Sofra-ye aṭʿema (comp. 1301/1883-84) was written by Mīrzā ʿAlī-Akbar Khan Āšpazbāšī Kāšānī, chef at the court of Nāṣer-al-Dīn Shah Qājār (r. 1264-1313/1848-96), at the behest of Dr. Désiré Tholozan, the court physician, who was essentially interested in Persian foods and food preparation from a medical point of view; perhaps for that reason the author included a chapter on food for the sick. In Sofra-ye aṭʿema a greater variety of dishes is described than in its predecessors, especially dishes served by affluent families, including snacks. Āšpazbāšī also attempted to clarify the rather complex categorization of foods by dividing each chapter into several subchapters, which were in turn further divided and subdivided. Although written about three centuries after the two Safavid texts cited above, Sofra-ye aṭʿema only occasionally includes detailed descriptions of recipes, and measure­ments are rarely given. Nevertheless, it is useful as a practical cookbook and in this respect resembles Bāvaṛčī’s Kār-nāma more than Nūr-Allāh’s Māddat al-ḥayāt.

Īraj Afšār has mentioned (pp. xxiv-xxv, xxxiv-xxxv) two other cookbooks, Nosḵa-ye šāhjahānī (author un­known), written in India during the reign of the Mughal Šāh-Jahān I (r. 1037-68/1628-57), and a Kār-nāma by Nāder Mīrzā Qājār, written in the early 20th century. A number of other cookbooks dealing with Indian cuisine were written in Persian.
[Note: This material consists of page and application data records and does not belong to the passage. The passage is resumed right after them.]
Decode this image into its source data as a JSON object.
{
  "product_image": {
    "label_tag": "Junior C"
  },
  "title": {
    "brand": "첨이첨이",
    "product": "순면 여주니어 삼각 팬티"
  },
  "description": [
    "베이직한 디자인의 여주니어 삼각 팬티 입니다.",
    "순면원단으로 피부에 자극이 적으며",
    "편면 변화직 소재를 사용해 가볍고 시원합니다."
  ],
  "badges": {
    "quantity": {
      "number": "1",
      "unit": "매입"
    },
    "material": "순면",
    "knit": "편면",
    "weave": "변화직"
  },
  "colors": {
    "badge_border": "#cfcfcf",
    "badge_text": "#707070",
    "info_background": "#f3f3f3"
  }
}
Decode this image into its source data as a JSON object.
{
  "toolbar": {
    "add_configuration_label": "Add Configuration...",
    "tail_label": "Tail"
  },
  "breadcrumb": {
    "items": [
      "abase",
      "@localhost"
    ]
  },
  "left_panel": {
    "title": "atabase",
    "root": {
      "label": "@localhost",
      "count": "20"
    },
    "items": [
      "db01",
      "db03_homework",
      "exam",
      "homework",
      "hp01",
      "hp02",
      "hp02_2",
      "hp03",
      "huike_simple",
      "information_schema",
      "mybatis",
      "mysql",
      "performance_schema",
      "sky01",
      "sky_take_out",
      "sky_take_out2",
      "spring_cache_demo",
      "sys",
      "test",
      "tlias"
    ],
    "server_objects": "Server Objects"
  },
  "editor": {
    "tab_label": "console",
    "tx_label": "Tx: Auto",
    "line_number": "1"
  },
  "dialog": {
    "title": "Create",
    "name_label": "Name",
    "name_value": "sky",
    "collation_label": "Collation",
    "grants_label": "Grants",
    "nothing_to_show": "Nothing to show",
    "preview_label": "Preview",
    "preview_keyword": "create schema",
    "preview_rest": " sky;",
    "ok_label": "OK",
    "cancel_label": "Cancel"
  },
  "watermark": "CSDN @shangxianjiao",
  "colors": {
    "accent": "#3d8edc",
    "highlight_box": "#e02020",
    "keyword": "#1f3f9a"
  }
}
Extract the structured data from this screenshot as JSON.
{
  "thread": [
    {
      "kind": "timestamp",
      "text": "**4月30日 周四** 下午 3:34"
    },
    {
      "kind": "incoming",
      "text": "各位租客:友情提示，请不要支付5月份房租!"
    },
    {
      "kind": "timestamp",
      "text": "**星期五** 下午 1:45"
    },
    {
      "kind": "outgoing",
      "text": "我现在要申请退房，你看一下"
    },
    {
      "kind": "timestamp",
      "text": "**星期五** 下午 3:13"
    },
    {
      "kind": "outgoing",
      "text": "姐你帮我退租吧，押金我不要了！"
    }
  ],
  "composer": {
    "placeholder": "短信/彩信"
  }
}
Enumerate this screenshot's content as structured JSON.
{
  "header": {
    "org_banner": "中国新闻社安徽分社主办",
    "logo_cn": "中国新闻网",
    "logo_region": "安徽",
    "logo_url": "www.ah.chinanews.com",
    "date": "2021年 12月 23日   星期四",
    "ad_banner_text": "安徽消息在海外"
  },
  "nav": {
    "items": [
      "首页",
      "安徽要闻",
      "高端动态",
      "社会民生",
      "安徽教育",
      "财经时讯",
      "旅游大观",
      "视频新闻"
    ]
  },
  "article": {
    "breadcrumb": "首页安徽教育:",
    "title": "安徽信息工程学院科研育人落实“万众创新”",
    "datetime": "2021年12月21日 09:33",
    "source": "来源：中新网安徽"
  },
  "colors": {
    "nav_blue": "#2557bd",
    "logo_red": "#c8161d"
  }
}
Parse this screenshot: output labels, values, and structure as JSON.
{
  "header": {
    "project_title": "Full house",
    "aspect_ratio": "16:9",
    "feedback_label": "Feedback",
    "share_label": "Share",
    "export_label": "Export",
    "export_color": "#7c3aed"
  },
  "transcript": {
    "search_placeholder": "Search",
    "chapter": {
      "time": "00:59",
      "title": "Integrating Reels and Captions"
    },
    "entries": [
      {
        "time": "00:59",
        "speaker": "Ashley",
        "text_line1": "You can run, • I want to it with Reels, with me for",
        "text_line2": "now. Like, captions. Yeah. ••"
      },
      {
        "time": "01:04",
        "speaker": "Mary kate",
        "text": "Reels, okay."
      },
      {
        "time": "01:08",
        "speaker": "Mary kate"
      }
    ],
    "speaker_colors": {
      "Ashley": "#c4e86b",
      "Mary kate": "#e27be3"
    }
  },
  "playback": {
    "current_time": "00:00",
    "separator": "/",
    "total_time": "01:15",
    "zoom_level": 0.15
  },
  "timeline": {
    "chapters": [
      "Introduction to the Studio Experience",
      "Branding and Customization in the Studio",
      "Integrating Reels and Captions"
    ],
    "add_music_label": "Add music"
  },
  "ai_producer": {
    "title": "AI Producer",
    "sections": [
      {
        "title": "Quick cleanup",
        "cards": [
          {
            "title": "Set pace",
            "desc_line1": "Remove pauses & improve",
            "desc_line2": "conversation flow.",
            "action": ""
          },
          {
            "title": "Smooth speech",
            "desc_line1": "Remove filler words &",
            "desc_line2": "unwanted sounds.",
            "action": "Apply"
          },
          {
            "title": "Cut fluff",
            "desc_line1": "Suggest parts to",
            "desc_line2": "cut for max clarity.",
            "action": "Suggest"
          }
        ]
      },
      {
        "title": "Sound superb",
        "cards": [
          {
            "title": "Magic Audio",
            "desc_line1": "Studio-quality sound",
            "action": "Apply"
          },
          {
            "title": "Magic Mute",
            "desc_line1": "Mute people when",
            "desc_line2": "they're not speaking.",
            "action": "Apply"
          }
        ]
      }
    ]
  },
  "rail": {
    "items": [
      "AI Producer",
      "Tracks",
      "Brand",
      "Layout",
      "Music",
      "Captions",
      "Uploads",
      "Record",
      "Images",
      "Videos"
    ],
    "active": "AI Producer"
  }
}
Abū Esḥāq Šīrāzī, Dīvān-e Mawlānā Abū Esḥāq Ḥallāj Šīrāzī, ed. M. Ḥ. Eṣfahānī, Istanbul, 1303/1885-86.

Ī. Afšār, ed., Āšpazī-e dawra-ye sa­fawī. Matn-e do resāla az ān dawra, Tehran, 1360 Š./1981.

Mīrzā ʿAlī-Akbar Khan Āšpazbāšī Kāšānī, Sofra-ye aṭʿema, Tehran, 1353 Š./1974.

Ḥājī Moḥammad-ʿAlī b. Mīrzā Budāq Bāvaṛčī Baḡdādī, Kār-­nāma dar bāb-e ṭabbāḵī wa ṣaṇʿat-e ān, in Ī. Afšār, ed., Āšpazī-e dawra-ye ṣafawī. Matn-e do resāla az ān dawra, Tehran, 1360 Š./1981, pp. 34-184.

M. Dabīrsīāqī, “Aḥmad Aṭʿema,” Yaḡmā 20/5, 1346 Š./1967, pp. 248-51.

T. Dāneš Tafrešī (Żīāʾ-e Laškar), Dīvān-e Ḥakīm Sūrī, Tehran, 1317 Š./1938.

Ebn Razīn Tojībī, Fożālat al-ḵowān fī ṭayyebāt al-ṭaʿām, ed. M. Ebn Šaqrūn, Beirut, 1984.

Ebn Sayyār Warrāq, Ketāb al-ṭabīḵ, ed. K. Öhrnberg and S. Maroueh, Helsinki, 1987.

A. Mīrzāyef, Abū Esḥāq wa faʿʿālīyat-­e adabī-e ū, Dushanbe, 1971.

Nūr-Allāh, Māddat al-­ḥayāt. Resāla dar ʿelm-e ṭabbāḵī, in Ī. Afšār, ed., Āšpazī-e dawra-ye ṣafawī. Matn-e do resāla az ān dawra, Tehran, 1360 Š./1981, pp. 187-256.

(Mohammad R. Ghanoonparvar)

Originally Published: December 15, 1993

Last Updated: December 15, 1993

This article is available in print.
Vol. VI, Fasc. 3, pp. 243-244